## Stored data
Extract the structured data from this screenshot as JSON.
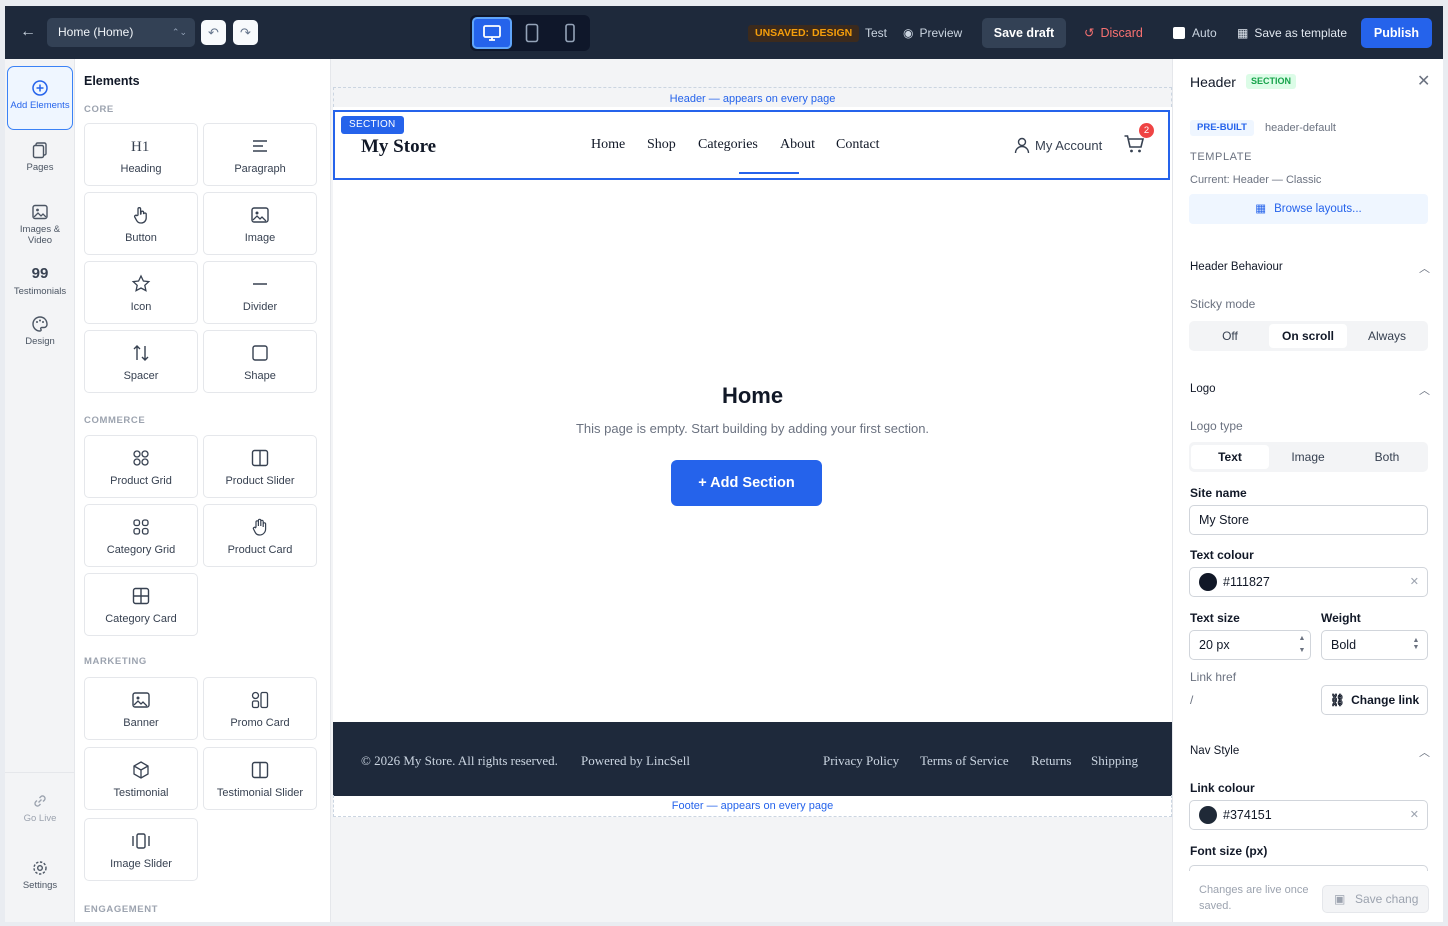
{
  "topbar": {
    "page_select": "Home (Home)",
    "status_badge": "UNSAVED: DESIGN",
    "test": "Test",
    "preview": "Preview",
    "save_draft": "Save draft",
    "discard": "Discard",
    "auto": "Auto",
    "save_template": "Save as template",
    "publish": "Publish"
  },
  "rail": {
    "add": "Add Elements",
    "pages": "Pages",
    "images": "Images & Video",
    "testimonials_glyph": "99",
    "testimonials": "Testimonials",
    "design": "Design",
    "go_live": "Go Live",
    "settings": "Settings"
  },
  "panel": {
    "title": "Elements",
    "core": "CORE",
    "commerce": "COMMERCE",
    "marketing": "MARKETING",
    "engagement": "ENGAGEMENT",
    "tiles": {
      "heading": "Heading",
      "paragraph": "Paragraph",
      "button": "Button",
      "image": "Image",
      "icon": "Icon",
      "divider": "Divider",
      "spacer": "Spacer",
      "shape": "Shape",
      "product_grid": "Product Grid",
      "product_slider": "Product Slider",
      "category_grid": "Category Grid",
      "product_card": "Product Card",
      "category_card": "Category Card",
      "banner": "Banner",
      "promo_card": "Promo Card",
      "testimonial": "Testimonial",
      "testimonial_slider": "Testimonial Slider",
      "image_slider": "Image Slider"
    }
  },
  "canvas": {
    "header_hint": "Header — appears on every page",
    "footer_hint": "Footer — appears on every page",
    "section_tag": "SECTION",
    "logo": "My Store",
    "nav": [
      "Home",
      "Shop",
      "Categories",
      "About",
      "Contact"
    ],
    "account": "My Account",
    "cart_count": "2",
    "empty_title": "Home",
    "empty_sub": "This page is empty. Start building by adding your first section.",
    "add_section": "+ Add Section",
    "footer": {
      "copyright": "© 2026 My Store. All rights reserved.",
      "powered": "Powered by LincSell",
      "links": [
        "Privacy Policy",
        "Terms of Service",
        "Returns",
        "Shipping"
      ]
    }
  },
  "inspector": {
    "title": "Header",
    "badge": "SECTION",
    "prebuilt": "PRE-BUILT",
    "prebuilt_id": "header-default",
    "template_label": "TEMPLATE",
    "template_current": "Current: Header — Classic",
    "browse": "Browse layouts...",
    "behaviour_head": "Header Behaviour",
    "sticky_label": "Sticky mode",
    "sticky_options": [
      "Off",
      "On scroll",
      "Always"
    ],
    "sticky_selected": "On scroll",
    "logo_head": "Logo",
    "logo_type_label": "Logo type",
    "logo_type_options": [
      "Text",
      "Image",
      "Both"
    ],
    "logo_type_selected": "Text",
    "site_name_label": "Site name",
    "site_name_value": "My Store",
    "text_colour_label": "Text colour",
    "text_colour_value": "#111827",
    "text_size_label": "Text size",
    "text_size_value": "20 px",
    "weight_label": "Weight",
    "weight_value": "Bold",
    "link_href_label": "Link href",
    "link_href_value": "/",
    "change_link": "Change link",
    "nav_style_head": "Nav Style",
    "link_colour_label": "Link colour",
    "link_colour_value": "#374151",
    "font_size_label": "Font size (px)",
    "footnote": "Changes are live once saved.",
    "save_button": "Save chang"
  },
  "colors": {
    "accent": "#2563eb",
    "topbar_bg": "#1e293b",
    "warning": "#f59e0b",
    "danger": "#f87171",
    "success": "#16a34a"
  }
}
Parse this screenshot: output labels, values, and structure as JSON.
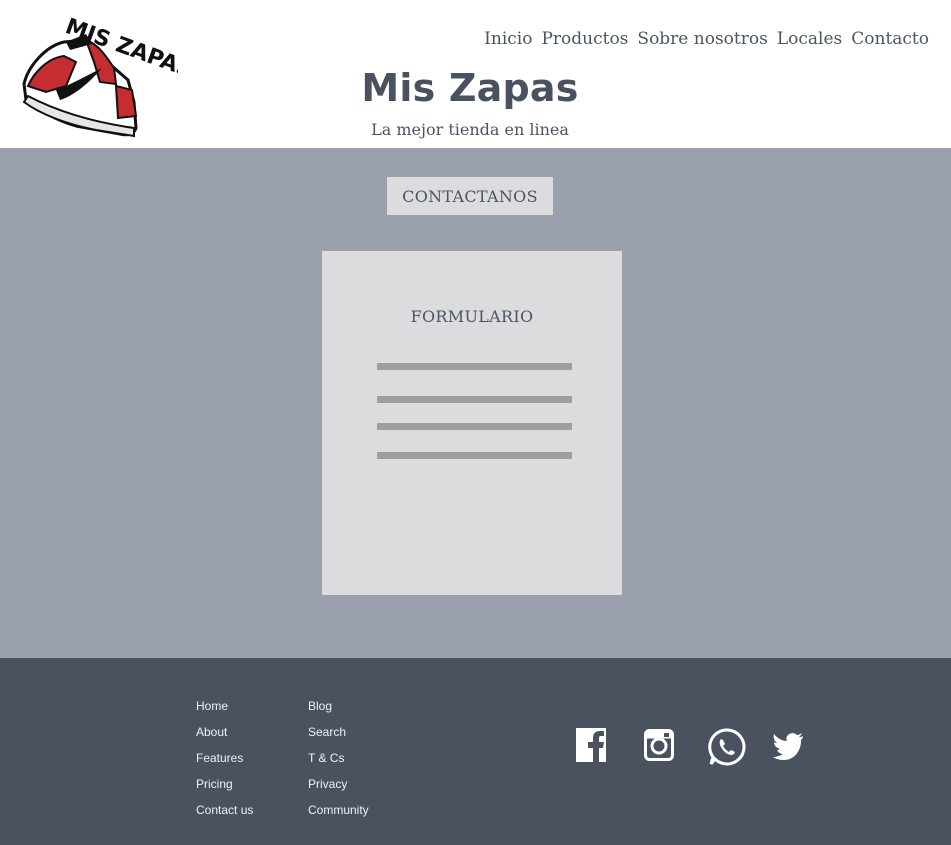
{
  "header": {
    "logo_text": "MIS ZAPAS",
    "nav": [
      "Inicio",
      "Productos",
      "Sobre nosotros",
      "Locales",
      "Contacto"
    ],
    "title": "Mis Zapas",
    "subtitle": "La mejor tienda en linea"
  },
  "main": {
    "contact_button": "CONTACTANOS",
    "form_title": "FORMULARIO"
  },
  "footer": {
    "col1": [
      "Home",
      "About",
      "Features",
      "Pricing",
      "Contact us"
    ],
    "col2": [
      "Blog",
      "Search",
      "T & Cs",
      "Privacy",
      "Community"
    ],
    "social_icons": [
      "facebook-icon",
      "instagram-icon",
      "whatsapp-icon",
      "twitter-icon"
    ]
  },
  "colors": {
    "main_bg": "#9aa1ac",
    "footer_bg": "#4a5260",
    "card_bg": "#dcdcde",
    "text": "#4b5563"
  }
}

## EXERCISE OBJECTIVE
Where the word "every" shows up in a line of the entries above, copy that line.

## RESPONSE TO THE TASK
    "header_hint": "Header — appears on every page",
    "footer_hint": "Footer — appears on every page",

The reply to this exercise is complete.